*Activity*: Which lines of the records below contain the word "funnel"? Show each one.

*Input data*:
• • •

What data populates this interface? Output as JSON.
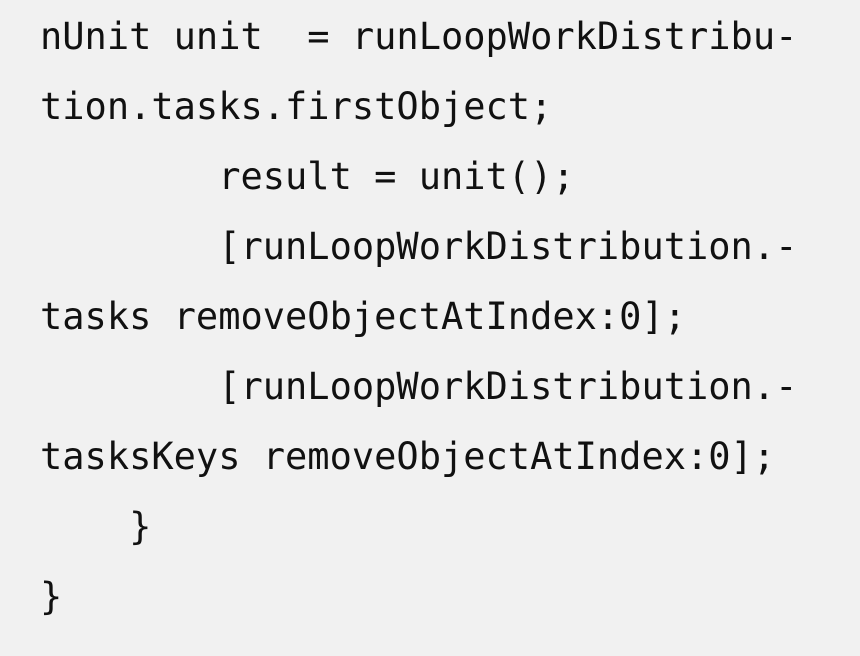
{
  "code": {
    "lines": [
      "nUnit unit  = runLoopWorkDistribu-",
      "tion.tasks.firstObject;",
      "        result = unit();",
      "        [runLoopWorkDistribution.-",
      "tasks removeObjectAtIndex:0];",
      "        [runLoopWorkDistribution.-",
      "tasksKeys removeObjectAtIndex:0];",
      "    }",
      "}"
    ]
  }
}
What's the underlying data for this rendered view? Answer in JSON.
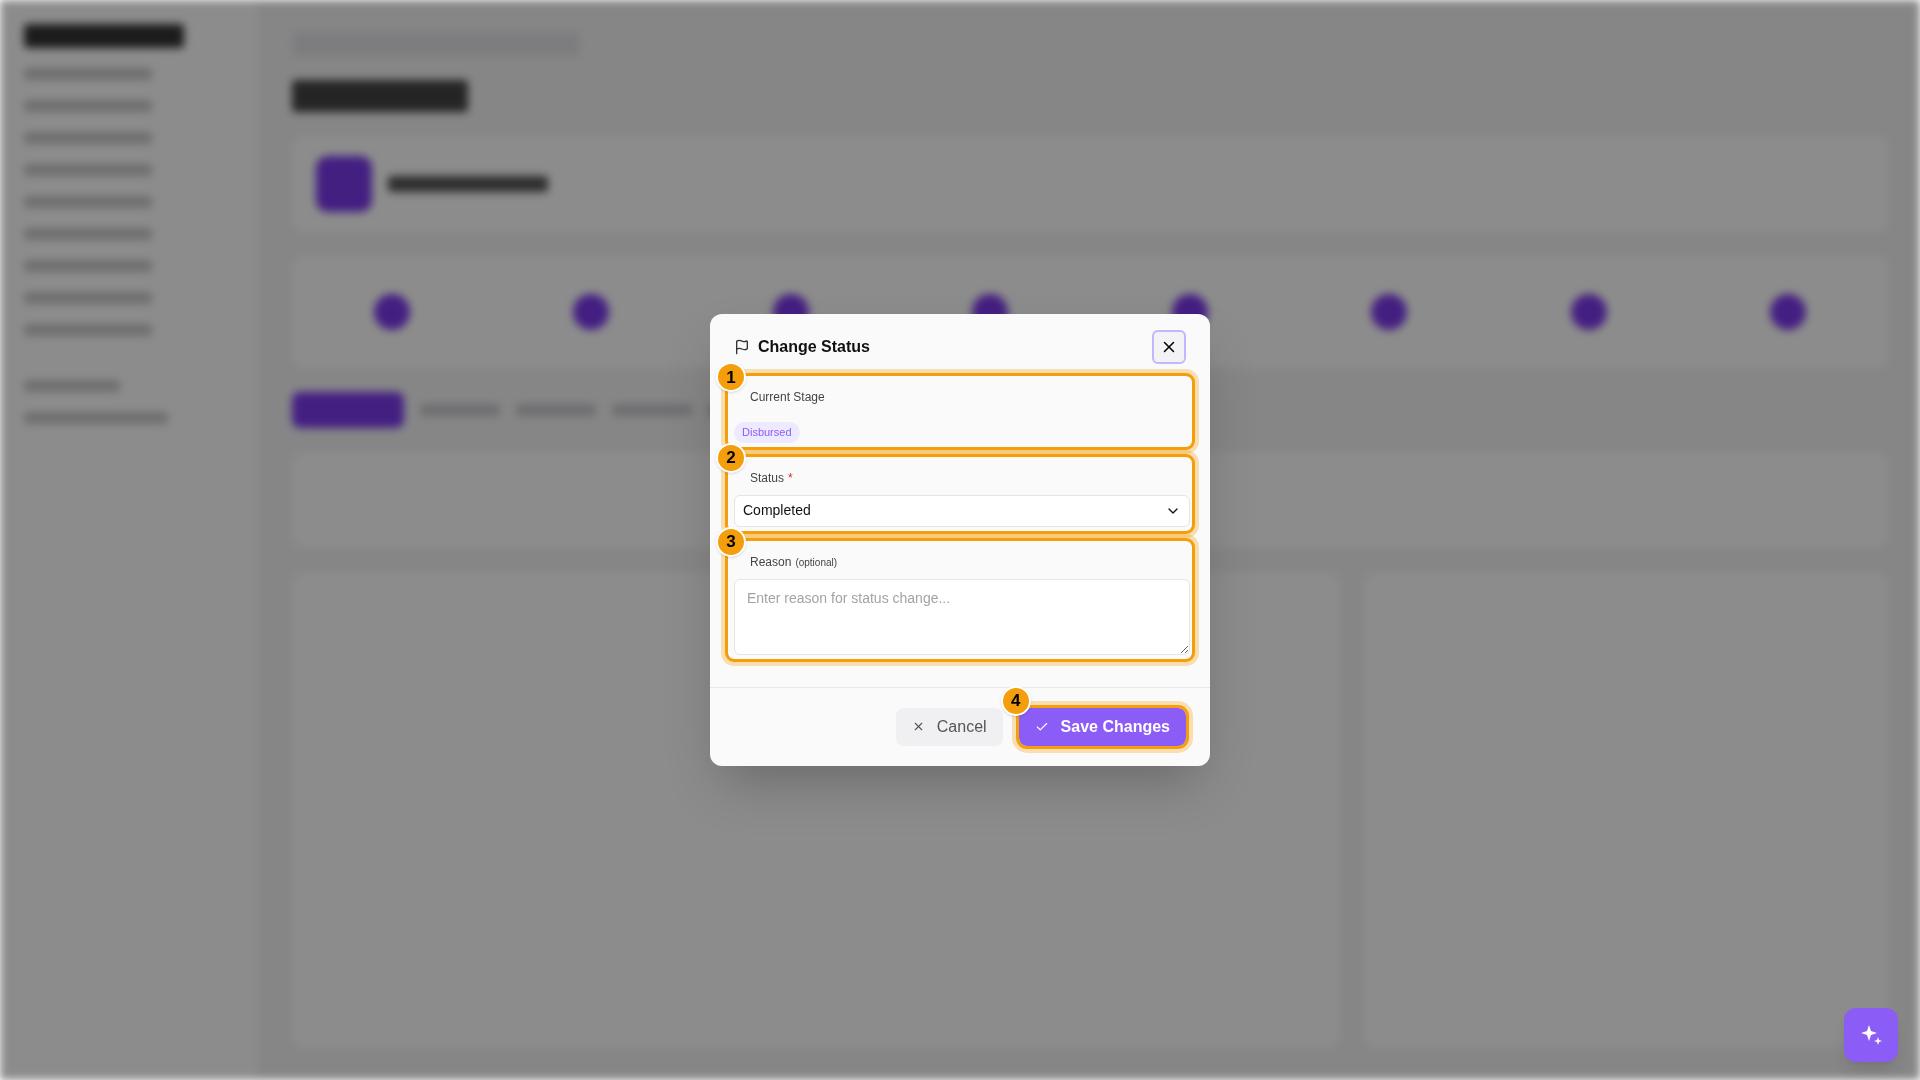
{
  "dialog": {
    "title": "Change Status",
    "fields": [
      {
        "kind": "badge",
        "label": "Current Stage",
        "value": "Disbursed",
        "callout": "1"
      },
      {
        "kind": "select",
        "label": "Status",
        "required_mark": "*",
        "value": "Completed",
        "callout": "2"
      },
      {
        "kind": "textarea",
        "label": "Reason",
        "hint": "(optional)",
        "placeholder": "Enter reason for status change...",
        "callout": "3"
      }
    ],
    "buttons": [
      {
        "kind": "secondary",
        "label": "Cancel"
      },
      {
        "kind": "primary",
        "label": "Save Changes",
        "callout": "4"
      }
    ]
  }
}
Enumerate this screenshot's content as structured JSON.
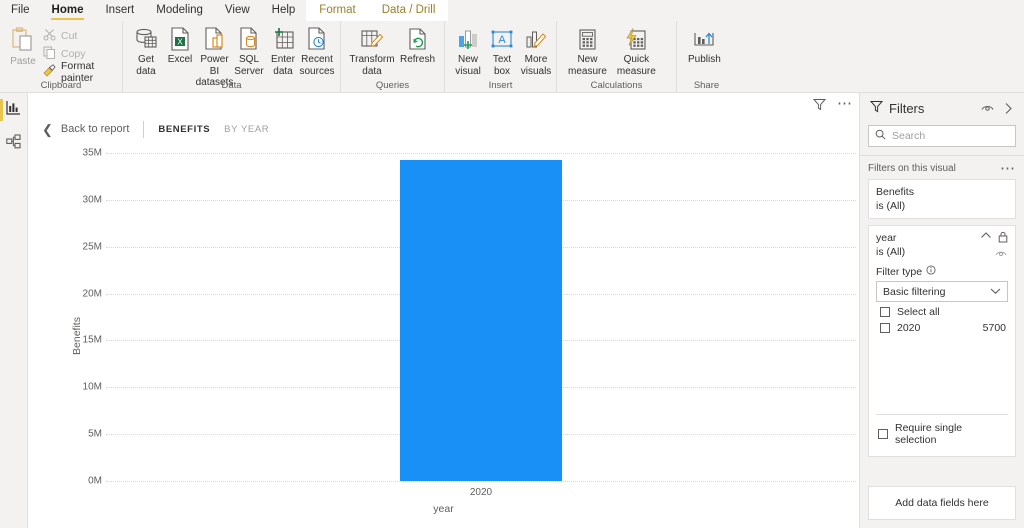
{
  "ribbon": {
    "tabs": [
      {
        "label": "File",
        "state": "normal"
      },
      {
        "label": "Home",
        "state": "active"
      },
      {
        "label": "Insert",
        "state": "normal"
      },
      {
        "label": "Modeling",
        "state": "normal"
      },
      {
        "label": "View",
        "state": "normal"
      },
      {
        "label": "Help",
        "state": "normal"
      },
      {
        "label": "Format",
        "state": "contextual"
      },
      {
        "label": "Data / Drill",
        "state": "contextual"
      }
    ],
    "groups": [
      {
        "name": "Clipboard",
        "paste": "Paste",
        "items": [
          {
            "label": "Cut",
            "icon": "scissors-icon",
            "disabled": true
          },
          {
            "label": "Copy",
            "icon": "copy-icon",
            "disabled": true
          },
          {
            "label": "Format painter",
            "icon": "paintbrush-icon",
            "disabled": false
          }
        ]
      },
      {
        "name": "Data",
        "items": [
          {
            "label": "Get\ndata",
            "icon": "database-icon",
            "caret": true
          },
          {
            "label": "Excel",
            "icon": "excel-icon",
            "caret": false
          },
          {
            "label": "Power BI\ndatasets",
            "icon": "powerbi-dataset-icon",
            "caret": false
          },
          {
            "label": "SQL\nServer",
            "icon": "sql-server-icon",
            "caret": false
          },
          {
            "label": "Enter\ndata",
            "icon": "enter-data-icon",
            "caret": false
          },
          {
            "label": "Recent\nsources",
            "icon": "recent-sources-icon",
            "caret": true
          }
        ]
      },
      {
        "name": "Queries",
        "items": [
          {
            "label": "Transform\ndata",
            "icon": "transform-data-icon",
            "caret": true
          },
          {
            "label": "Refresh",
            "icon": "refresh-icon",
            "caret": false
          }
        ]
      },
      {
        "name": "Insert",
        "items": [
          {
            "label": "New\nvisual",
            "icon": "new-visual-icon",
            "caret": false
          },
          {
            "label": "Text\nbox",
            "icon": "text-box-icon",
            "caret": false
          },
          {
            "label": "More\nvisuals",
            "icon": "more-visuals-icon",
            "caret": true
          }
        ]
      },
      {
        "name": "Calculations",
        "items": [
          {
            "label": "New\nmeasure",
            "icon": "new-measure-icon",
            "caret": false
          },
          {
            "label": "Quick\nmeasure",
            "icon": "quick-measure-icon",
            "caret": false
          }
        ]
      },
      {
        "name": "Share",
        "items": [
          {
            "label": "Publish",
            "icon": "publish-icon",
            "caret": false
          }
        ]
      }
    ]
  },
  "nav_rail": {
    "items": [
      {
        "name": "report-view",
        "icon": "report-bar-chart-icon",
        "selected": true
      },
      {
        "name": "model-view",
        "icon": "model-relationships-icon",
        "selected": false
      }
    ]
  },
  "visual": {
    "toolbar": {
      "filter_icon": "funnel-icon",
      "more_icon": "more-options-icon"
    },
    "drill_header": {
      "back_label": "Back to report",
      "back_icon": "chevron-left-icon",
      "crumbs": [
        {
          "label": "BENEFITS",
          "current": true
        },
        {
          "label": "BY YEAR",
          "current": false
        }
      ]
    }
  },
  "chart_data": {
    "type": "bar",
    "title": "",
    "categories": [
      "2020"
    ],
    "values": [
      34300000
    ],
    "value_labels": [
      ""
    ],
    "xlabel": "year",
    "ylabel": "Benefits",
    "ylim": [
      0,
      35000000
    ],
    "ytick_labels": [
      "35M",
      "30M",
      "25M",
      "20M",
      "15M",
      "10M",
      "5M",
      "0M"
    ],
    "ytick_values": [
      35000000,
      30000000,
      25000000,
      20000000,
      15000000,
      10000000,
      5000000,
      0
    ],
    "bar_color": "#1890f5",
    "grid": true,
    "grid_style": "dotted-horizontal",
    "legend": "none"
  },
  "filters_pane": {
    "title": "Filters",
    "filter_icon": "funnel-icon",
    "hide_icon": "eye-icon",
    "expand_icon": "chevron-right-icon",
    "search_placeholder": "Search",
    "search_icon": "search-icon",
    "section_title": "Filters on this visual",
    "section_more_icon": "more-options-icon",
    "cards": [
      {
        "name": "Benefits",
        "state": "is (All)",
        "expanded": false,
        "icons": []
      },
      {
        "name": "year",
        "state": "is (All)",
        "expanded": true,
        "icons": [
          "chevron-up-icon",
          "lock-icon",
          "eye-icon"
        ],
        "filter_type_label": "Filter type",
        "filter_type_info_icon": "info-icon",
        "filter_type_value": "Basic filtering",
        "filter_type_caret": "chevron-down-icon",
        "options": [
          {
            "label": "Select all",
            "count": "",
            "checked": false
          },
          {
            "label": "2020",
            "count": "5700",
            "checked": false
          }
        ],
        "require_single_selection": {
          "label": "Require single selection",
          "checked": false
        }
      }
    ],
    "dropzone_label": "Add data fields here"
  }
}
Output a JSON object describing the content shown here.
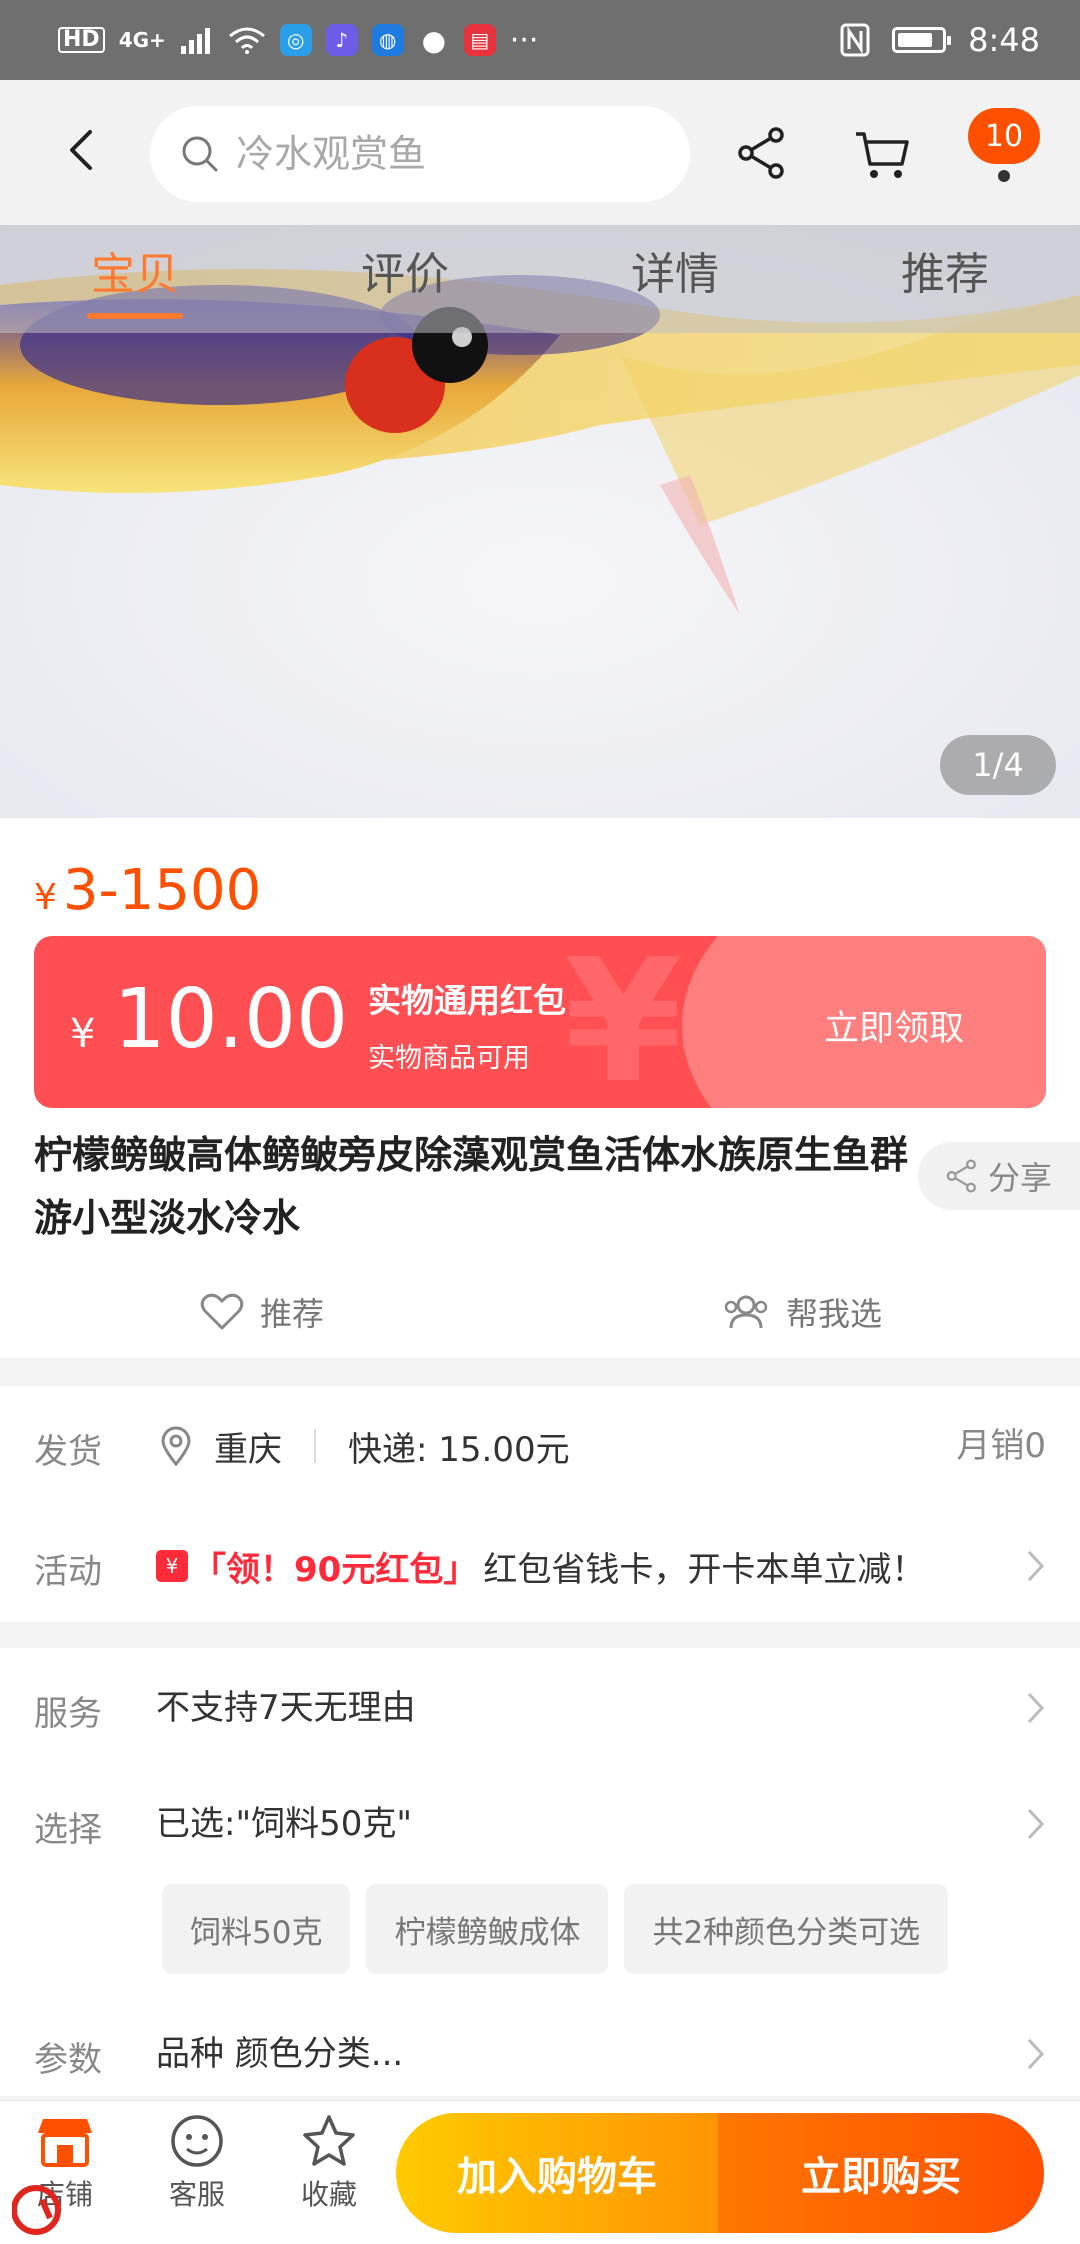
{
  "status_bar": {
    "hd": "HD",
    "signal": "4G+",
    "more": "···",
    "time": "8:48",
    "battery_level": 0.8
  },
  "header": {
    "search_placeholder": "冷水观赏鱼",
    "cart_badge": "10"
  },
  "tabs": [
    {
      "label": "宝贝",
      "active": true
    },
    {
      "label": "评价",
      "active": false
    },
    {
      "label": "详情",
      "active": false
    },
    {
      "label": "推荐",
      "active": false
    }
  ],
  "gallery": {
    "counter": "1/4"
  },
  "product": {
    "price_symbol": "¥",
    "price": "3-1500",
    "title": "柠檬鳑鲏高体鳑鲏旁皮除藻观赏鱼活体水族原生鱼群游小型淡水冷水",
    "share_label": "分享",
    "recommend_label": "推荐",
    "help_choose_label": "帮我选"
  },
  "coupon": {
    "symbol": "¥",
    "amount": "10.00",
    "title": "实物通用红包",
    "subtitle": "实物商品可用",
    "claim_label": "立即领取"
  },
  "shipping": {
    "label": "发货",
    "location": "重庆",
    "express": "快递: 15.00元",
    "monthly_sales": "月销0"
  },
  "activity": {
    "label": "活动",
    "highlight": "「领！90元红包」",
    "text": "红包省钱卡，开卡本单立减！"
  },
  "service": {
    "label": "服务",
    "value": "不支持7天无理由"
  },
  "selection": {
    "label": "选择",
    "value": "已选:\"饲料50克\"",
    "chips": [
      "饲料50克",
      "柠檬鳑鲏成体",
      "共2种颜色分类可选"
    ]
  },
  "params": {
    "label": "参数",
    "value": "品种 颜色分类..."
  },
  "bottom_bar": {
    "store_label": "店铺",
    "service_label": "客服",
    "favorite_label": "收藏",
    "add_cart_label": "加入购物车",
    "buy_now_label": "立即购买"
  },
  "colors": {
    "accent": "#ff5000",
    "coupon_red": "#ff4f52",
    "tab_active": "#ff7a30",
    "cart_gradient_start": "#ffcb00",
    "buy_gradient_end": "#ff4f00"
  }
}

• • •

*Response box*:
      "filter_icon": "funnel-icon",
    "filter_icon": "funnel-icon",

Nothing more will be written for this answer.